arabtec dropping because its cutting staff and execs.  in the developed world of money printing, this would be an extremely bullish scenario.

NoDebt's picture

Agreed. The goal is zero employees, zero product, all shares repurchased.  Out of business, but with a killer P/E ratio.

jubber's picture

Gold and Silver putting up a decent fight this morning

I Am Not a Copper Top's picture

Have no fear stock bulls, it's Tuesday!

buzzsaw99's picture

thy rod and thy pomo, they comfort me...

nmewn's picture

Not that there's anything wrong with that ;-)

GetZeeGold's picture



The low hum of the printers is such a soothing sound.

Tall Tom's picture

Thy rod and thy porno???


I need glasses...

IridiumRebel's picture

We're all gonna be fine.
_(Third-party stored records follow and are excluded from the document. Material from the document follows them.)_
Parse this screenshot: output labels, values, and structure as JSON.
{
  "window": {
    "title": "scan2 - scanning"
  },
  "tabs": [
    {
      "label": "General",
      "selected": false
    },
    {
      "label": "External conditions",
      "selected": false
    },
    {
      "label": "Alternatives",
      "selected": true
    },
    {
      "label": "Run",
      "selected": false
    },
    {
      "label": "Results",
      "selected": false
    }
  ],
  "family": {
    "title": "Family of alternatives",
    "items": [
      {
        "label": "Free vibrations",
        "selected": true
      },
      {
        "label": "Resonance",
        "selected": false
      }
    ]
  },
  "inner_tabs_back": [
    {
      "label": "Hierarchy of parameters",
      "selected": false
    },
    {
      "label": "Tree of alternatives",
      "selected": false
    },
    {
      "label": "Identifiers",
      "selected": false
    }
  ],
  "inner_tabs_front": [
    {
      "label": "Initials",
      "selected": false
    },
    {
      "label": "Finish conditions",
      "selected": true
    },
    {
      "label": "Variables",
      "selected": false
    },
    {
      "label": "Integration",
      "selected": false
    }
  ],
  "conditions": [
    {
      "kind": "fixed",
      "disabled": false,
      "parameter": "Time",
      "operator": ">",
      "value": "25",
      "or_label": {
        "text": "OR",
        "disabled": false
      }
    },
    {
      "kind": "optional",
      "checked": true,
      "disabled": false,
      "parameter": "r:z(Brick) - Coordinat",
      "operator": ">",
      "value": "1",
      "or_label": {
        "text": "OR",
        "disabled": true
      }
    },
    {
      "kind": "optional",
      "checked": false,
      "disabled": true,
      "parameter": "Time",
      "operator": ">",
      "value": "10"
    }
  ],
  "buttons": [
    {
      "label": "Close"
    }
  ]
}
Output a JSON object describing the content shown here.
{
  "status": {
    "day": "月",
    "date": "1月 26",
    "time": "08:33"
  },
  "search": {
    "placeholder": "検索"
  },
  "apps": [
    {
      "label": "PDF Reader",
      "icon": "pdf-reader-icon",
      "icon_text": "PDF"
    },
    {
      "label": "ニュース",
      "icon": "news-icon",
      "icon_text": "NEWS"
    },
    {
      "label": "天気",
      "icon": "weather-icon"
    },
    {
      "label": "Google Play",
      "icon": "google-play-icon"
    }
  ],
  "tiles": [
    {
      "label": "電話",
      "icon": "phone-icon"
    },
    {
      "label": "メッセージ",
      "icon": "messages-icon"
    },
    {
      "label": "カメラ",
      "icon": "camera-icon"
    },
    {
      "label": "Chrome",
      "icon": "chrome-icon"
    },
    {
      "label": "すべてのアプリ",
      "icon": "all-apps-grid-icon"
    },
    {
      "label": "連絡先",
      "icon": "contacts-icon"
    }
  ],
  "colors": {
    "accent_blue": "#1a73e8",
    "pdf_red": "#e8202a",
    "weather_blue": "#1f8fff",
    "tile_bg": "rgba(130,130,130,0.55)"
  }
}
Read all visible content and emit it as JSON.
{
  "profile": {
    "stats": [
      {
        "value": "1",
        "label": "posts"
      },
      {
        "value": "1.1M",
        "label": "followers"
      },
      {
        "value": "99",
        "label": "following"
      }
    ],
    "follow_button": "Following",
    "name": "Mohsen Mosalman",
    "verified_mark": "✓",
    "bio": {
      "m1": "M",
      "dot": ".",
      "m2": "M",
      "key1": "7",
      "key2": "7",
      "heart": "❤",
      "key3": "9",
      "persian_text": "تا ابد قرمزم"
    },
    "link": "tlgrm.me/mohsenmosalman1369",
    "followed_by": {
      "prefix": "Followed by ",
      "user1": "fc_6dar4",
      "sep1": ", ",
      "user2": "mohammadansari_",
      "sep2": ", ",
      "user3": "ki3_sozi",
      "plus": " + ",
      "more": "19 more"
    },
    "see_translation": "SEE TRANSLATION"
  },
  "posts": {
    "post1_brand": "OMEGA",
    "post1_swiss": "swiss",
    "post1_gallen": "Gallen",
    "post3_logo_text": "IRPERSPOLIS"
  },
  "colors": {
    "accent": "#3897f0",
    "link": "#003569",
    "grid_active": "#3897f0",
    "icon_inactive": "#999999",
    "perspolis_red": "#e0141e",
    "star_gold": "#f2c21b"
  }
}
We got printers and PPTs and an awesome leader.

jmcadg's picture

Waiting for Cramer to rant on about this as a buying op.
Not that I watch such shit, been told :)

But if this become a dash for liquidity, perfect cover to ... smash the metals!
Not that they need it as Option Expiry and 1/2 year window dressing is upon us.

Fuck I think the metals are going to be hit hard this week!

nmewn's picture

"There is nothing wrong with Dubai!" - Jim Krammer

Seasmoke's picture

I was wondering why I hadn't read any stories lately, if the Sheik buying our best thoroughbreds this year. 

jmcadg's picture

Hardly a thoroughbred, but Kerry is available to be bought!

Winston Churchill's picture

Only two glue factories bid.

They have standards to maintain.

nmewn's picture

Clearly this calls for a Cash for Camels government intervention program or sumpin.

hugovanderbubble's picture

Short Venezuela, Argentina, Spain and France

gdiamond22's picture

But Yellen does not see any leverage or margin issues on a global scale?


Must be noise.

strangeglove's picture

If you shat Dollars you wouldnt see it either.